[[ Records to process, beginning ]]
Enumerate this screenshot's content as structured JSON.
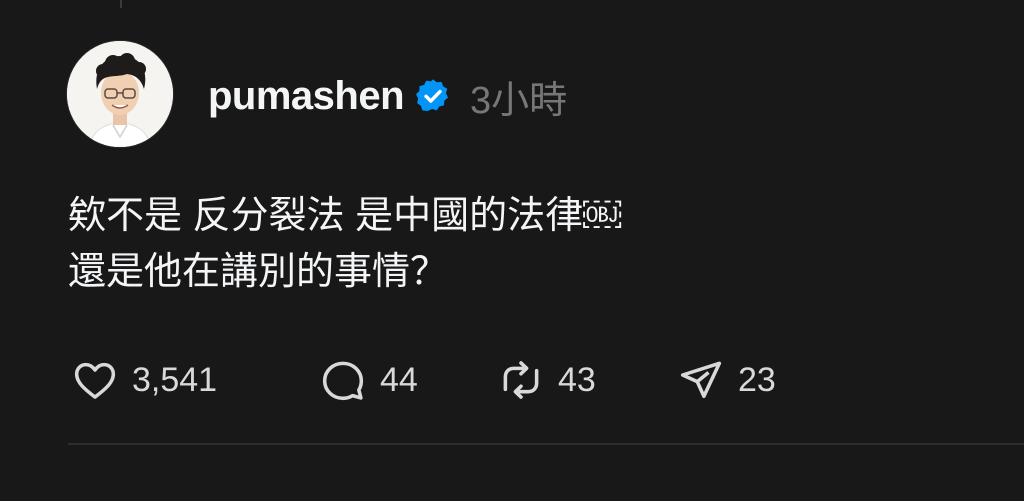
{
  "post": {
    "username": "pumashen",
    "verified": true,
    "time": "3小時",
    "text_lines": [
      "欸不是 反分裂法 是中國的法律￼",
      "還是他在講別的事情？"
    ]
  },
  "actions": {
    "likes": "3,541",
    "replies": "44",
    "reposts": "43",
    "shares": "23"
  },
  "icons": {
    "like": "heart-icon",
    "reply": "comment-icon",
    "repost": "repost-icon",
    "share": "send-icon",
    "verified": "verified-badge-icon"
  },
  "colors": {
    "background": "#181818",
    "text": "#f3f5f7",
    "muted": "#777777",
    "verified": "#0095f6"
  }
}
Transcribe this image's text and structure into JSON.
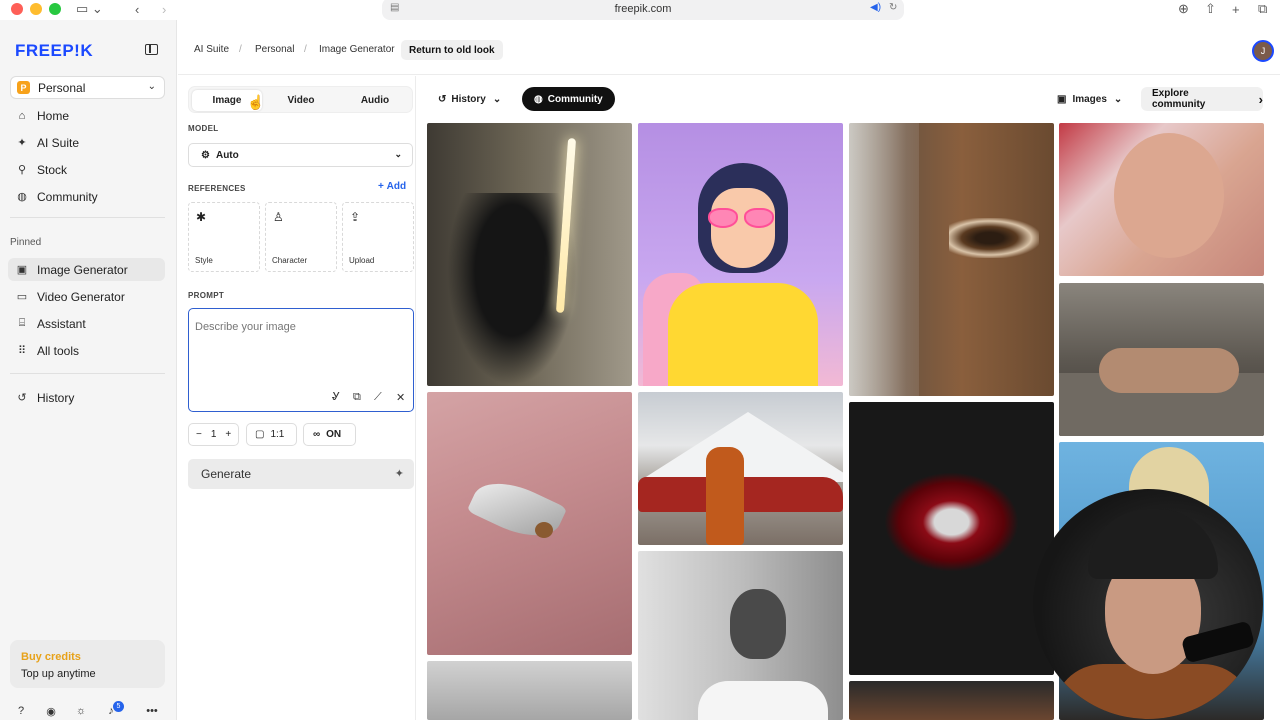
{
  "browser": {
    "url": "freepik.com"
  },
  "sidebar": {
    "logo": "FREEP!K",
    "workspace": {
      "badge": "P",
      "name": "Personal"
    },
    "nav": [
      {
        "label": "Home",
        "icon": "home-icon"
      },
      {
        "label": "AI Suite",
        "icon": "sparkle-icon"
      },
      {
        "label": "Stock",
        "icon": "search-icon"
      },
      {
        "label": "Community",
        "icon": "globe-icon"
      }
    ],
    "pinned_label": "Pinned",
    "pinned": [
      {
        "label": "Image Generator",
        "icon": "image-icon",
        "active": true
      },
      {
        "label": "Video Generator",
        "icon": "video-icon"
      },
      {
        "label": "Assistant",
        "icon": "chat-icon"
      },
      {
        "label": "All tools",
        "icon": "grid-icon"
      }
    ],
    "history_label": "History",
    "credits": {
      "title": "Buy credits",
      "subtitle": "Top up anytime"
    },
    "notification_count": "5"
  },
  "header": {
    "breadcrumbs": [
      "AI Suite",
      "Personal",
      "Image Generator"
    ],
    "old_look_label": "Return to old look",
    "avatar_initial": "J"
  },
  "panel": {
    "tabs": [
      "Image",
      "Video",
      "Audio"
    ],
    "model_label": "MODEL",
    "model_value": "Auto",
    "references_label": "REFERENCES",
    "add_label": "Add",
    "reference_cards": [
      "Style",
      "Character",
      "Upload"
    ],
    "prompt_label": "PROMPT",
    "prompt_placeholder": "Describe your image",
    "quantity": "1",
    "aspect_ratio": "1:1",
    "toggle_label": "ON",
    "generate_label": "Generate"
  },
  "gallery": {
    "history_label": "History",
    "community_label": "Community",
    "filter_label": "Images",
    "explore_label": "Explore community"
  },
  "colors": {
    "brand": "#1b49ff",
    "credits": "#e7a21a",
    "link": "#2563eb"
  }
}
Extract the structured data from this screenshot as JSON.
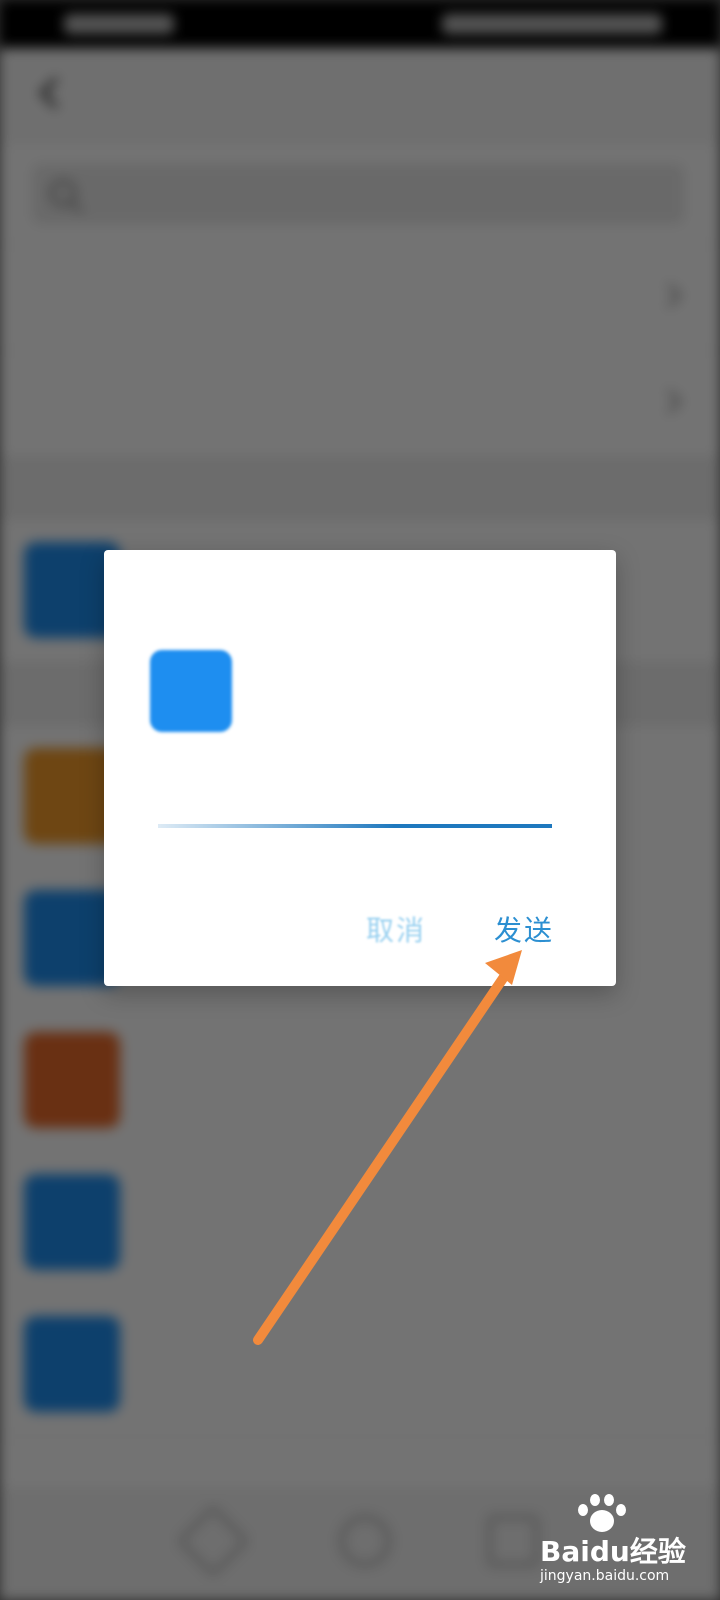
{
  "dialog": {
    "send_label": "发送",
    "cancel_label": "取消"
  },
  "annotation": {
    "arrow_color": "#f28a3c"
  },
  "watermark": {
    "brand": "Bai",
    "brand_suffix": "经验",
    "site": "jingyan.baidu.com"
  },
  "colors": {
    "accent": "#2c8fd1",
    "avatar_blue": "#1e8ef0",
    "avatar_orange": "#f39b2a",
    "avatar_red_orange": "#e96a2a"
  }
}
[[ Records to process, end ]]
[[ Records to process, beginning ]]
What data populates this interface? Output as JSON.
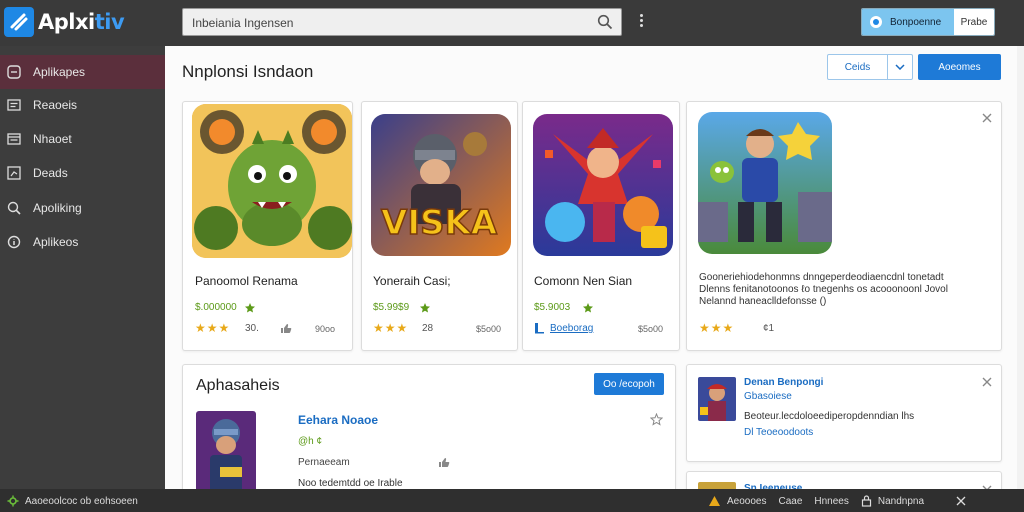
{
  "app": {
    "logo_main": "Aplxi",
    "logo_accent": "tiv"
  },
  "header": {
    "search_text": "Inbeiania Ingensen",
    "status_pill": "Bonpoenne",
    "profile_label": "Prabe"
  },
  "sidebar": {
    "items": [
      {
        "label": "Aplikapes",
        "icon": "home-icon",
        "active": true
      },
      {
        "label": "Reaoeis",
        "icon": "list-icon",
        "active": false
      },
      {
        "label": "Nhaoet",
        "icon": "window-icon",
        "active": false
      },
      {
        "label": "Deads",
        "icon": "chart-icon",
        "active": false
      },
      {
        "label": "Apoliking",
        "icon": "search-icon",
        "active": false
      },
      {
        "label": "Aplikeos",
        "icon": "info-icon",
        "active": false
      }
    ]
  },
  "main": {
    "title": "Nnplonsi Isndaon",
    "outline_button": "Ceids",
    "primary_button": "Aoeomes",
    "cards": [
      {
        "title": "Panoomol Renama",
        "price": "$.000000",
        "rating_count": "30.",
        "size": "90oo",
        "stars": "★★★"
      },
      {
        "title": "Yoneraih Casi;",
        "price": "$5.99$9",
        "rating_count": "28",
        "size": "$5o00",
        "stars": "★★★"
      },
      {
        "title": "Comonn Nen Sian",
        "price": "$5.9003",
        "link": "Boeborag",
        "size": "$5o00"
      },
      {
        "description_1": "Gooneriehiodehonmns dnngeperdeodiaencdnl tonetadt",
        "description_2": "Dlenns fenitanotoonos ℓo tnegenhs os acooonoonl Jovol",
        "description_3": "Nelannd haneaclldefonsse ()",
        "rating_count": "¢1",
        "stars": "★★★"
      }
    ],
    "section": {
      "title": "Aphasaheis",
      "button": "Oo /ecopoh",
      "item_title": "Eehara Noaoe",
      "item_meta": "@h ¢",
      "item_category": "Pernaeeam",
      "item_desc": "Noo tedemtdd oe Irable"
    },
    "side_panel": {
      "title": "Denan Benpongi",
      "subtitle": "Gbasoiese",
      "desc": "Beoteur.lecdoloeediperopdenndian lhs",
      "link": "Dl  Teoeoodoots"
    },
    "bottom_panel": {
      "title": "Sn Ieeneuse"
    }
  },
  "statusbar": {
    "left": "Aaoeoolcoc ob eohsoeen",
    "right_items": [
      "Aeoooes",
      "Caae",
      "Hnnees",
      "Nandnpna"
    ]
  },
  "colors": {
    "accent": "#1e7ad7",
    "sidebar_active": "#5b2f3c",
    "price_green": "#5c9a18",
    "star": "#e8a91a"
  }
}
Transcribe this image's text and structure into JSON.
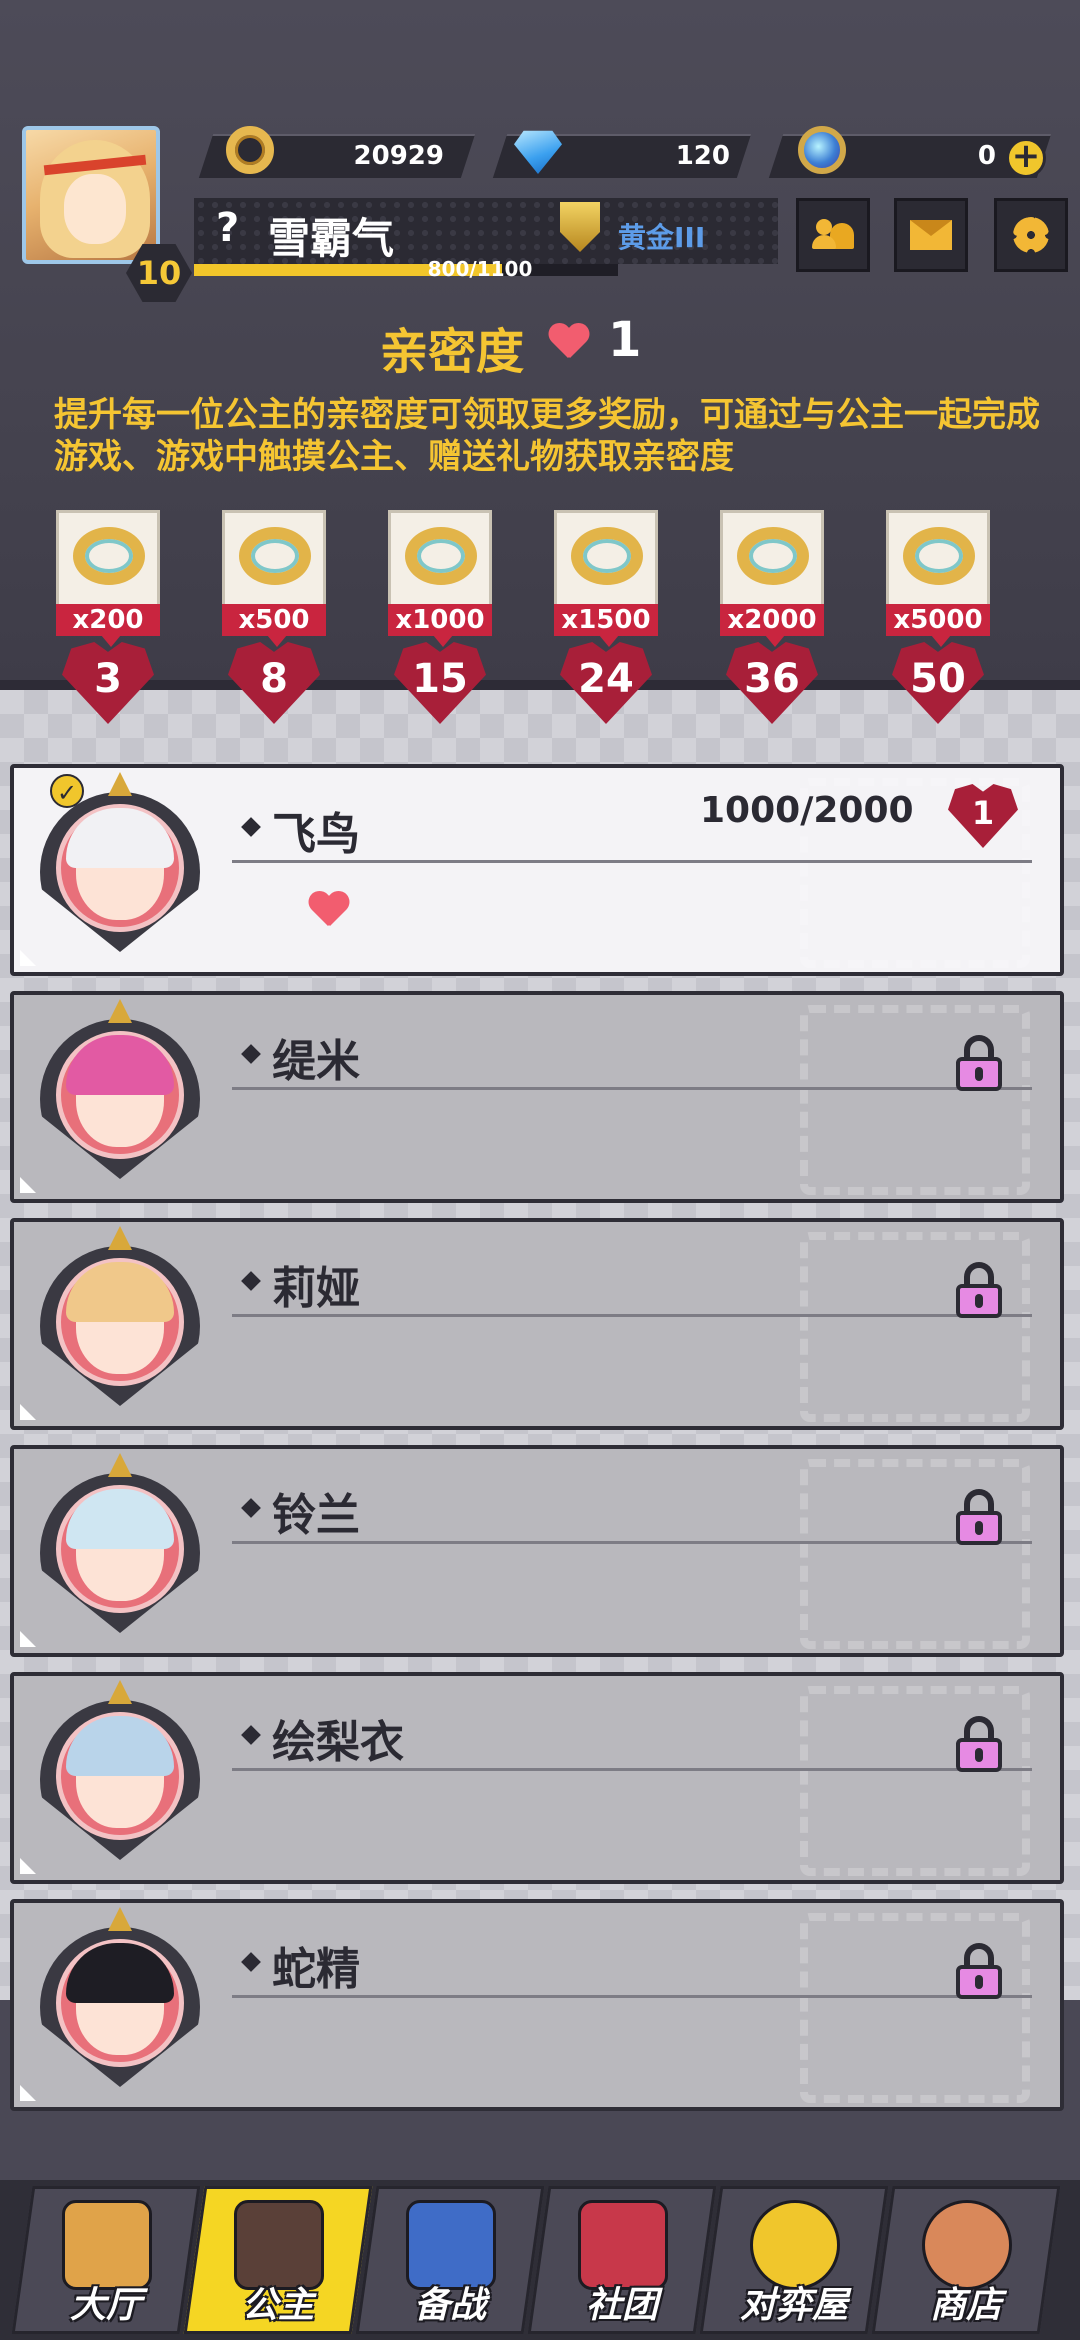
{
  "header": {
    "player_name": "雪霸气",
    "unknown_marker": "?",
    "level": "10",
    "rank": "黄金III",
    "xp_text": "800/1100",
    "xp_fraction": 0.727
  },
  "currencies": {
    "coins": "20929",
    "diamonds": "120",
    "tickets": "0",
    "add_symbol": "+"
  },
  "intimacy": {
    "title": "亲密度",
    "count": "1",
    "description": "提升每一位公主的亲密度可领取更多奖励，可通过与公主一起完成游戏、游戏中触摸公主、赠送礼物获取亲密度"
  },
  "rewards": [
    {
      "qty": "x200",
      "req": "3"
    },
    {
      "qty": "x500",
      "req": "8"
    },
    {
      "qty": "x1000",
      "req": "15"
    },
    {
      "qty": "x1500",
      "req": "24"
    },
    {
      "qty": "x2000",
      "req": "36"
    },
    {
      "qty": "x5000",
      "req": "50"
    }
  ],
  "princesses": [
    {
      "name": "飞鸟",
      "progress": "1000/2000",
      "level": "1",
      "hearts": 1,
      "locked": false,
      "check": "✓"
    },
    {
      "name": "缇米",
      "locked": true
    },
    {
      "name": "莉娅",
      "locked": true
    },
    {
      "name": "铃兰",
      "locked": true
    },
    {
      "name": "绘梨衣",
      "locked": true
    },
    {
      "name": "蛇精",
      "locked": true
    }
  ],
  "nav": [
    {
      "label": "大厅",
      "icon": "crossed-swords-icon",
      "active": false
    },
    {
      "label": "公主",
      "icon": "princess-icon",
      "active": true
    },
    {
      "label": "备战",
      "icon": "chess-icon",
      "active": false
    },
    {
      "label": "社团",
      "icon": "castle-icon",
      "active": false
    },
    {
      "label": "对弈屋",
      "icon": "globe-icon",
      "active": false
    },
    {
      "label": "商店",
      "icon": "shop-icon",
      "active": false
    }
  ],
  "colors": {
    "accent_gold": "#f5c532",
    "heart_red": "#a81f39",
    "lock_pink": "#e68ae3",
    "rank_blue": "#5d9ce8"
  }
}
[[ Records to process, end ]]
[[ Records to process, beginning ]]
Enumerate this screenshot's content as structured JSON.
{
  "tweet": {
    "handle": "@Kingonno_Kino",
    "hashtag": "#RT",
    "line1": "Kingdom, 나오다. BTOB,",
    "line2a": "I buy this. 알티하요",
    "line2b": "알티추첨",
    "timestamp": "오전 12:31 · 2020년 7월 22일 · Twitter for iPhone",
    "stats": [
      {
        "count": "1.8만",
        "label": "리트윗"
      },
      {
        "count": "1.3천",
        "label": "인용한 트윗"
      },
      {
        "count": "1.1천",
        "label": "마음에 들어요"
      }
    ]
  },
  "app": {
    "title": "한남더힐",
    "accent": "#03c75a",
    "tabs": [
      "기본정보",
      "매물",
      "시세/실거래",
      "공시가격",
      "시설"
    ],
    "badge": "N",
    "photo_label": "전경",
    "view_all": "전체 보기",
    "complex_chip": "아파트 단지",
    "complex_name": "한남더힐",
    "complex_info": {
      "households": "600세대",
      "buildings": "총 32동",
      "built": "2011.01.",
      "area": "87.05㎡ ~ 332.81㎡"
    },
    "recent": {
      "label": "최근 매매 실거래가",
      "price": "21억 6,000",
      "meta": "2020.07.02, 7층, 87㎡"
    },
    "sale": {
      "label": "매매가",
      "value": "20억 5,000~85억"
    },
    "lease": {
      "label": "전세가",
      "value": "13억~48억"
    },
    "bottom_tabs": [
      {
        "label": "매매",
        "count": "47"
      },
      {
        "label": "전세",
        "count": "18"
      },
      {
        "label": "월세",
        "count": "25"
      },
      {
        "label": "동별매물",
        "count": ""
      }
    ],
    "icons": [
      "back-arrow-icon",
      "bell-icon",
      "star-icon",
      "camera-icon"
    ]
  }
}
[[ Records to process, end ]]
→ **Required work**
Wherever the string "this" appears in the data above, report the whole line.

→ **Your solution**
Enumerate this screenshot's content as structured JSON.
Transcribe this image's text and structure into JSON.
Extract the structured data from this screenshot as JSON.
What data populates this interface? Output as JSON.
Transcribe this image's text and structure into JSON.
Enumerate this screenshot's content as structured JSON.
    "line2a": "I buy this. 알티하요",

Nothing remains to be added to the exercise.